AIM OF THE EXERCISE =>
Could you set down exactly the lines that start at the one containing "Extract the structured" and end at the final line of the material below?

DATASET =>
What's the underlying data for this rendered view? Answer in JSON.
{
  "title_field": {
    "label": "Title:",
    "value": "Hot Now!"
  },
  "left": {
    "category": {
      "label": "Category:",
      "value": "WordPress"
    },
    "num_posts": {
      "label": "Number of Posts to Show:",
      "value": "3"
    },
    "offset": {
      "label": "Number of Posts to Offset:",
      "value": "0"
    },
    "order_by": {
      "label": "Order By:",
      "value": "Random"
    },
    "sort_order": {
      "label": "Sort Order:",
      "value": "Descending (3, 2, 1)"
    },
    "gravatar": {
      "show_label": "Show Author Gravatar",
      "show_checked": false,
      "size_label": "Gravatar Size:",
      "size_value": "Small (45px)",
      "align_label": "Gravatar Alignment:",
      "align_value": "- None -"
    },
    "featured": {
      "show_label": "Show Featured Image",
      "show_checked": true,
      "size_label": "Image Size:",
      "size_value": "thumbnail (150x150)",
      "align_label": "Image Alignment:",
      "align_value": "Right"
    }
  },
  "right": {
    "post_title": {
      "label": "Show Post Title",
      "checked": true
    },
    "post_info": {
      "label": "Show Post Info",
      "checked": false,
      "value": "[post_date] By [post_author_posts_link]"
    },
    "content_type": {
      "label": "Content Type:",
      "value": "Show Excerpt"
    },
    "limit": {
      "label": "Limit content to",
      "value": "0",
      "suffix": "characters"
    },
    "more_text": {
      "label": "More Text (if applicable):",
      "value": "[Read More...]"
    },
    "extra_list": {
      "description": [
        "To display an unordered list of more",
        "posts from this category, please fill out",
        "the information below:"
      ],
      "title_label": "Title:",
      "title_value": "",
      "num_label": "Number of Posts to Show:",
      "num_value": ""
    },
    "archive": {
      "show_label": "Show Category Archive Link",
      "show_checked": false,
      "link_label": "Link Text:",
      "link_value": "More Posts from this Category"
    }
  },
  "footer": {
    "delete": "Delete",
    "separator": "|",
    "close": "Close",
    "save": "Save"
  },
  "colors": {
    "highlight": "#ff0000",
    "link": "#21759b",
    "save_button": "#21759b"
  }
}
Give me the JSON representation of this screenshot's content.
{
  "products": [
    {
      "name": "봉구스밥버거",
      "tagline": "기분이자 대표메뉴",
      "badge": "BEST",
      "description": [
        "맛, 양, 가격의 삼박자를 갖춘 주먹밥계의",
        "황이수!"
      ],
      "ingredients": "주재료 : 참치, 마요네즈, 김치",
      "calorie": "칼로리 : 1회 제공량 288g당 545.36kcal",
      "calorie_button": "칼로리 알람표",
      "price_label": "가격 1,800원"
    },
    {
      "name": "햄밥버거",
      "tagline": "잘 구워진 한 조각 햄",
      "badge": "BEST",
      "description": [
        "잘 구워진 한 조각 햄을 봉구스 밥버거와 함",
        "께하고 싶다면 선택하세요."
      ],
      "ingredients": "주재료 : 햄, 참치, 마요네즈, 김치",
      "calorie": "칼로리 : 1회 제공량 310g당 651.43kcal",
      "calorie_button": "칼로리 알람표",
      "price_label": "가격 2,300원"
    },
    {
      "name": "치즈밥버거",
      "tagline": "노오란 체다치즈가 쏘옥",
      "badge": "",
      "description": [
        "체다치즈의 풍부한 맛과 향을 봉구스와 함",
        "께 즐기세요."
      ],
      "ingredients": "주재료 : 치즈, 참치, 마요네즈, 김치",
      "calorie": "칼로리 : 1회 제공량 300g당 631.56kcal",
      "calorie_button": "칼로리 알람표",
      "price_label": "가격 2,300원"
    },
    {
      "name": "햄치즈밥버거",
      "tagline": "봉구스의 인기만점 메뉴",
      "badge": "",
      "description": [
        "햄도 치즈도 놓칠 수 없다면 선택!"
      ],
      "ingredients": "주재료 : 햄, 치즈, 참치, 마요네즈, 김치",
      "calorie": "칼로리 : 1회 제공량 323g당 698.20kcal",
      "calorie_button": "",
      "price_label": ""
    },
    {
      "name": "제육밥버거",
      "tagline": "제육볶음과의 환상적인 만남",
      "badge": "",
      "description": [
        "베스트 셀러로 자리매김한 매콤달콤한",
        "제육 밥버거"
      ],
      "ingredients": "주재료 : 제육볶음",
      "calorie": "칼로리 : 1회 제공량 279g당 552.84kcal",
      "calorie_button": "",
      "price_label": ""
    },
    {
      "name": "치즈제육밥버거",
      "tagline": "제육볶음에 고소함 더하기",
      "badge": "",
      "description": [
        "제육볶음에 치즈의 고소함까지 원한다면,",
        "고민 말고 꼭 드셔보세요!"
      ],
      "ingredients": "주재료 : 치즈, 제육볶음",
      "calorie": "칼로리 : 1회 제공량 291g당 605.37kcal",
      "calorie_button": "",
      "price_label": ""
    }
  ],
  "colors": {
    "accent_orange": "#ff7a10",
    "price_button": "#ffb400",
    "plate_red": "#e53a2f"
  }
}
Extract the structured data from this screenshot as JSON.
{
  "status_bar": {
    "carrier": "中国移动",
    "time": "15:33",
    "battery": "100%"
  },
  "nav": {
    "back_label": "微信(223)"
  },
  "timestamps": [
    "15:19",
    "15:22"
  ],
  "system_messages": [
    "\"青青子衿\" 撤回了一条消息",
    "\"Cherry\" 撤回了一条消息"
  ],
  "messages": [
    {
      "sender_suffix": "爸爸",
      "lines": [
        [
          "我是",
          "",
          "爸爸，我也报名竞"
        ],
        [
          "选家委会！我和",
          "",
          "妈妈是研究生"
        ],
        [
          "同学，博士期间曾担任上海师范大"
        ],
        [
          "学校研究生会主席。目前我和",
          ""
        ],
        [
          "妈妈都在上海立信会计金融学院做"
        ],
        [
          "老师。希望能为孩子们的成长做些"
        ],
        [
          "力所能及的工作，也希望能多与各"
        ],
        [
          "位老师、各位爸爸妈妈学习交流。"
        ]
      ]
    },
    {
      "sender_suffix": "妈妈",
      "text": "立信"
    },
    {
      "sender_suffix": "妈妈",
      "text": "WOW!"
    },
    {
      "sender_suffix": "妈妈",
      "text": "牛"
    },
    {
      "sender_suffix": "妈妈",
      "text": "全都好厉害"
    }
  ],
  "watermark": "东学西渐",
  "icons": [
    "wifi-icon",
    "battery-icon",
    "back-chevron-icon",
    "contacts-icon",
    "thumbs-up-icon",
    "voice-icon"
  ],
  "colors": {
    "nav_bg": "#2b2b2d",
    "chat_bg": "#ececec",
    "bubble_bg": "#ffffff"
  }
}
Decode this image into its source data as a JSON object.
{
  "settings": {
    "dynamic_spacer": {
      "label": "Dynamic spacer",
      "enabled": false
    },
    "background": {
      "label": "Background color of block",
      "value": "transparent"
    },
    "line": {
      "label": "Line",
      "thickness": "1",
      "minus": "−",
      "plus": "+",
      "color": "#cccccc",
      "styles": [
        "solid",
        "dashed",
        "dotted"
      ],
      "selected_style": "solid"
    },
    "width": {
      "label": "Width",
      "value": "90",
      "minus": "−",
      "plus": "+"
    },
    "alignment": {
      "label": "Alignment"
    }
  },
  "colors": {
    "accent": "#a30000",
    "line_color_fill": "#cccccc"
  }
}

RESULT FOR THIS EXERCISE =>
Extract the structured data from this screenshot as JSON.
{
  "status_bar": {
    "carrier": "中国移动",
    "time": "15:33",
    "battery": "100%"
  },
  "nav": {
    "back_label": "微信(223)"
  },
  "timestamps": [
    "15:19",
    "15:22"
  ],
  "system_messages": [
    "\"青青子衿\" 撤回了一条消息",
    "\"Cherry\" 撤回了一条消息"
  ],
  "messages": [
    {
      "sender_suffix": "爸爸",
      "lines": [
        [
          "我是",
          "",
          "爸爸，我也报名竞"
        ],
        [
          "选家委会！我和",
          "",
          "妈妈是研究生"
        ],
        [
          "同学，博士期间曾担任上海师范大"
        ],
        [
          "学校研究生会主席。目前我和",
          ""
        ],
        [
          "妈妈都在上海立信会计金融学院做"
        ],
        [
          "老师。希望能为孩子们的成长做些"
        ],
        [
          "力所能及的工作，也希望能多与各"
        ],
        [
          "位老师、各位爸爸妈妈学习交流。"
        ]
      ]
    },
    {
      "sender_suffix": "妈妈",
      "text": "立信"
    },
    {
      "sender_suffix": "妈妈",
      "text": "WOW!"
    },
    {
      "sender_suffix": "妈妈",
      "text": "牛"
    },
    {
      "sender_suffix": "妈妈",
      "text": "全都好厉害"
    }
  ],
  "watermark": "东学西渐",
  "icons": [
    "wifi-icon",
    "battery-icon",
    "back-chevron-icon",
    "contacts-icon",
    "thumbs-up-icon",
    "voice-icon"
  ],
  "colors": {
    "nav_bg": "#2b2b2d",
    "chat_bg": "#ececec",
    "bubble_bg": "#ffffff"
  }
}
Decode this image into its source data as a JSON object.
{
  "settings": {
    "dynamic_spacer": {
      "label": "Dynamic spacer",
      "enabled": false
    },
    "background": {
      "label": "Background color of block",
      "value": "transparent"
    },
    "line": {
      "label": "Line",
      "thickness": "1",
      "minus": "−",
      "plus": "+",
      "color": "#cccccc",
      "styles": [
        "solid",
        "dashed",
        "dotted"
      ],
      "selected_style": "solid"
    },
    "width": {
      "label": "Width",
      "value": "90",
      "minus": "−",
      "plus": "+"
    },
    "alignment": {
      "label": "Alignment"
    }
  },
  "colors": {
    "accent": "#a30000",
    "line_color_fill": "#cccccc"
  }
}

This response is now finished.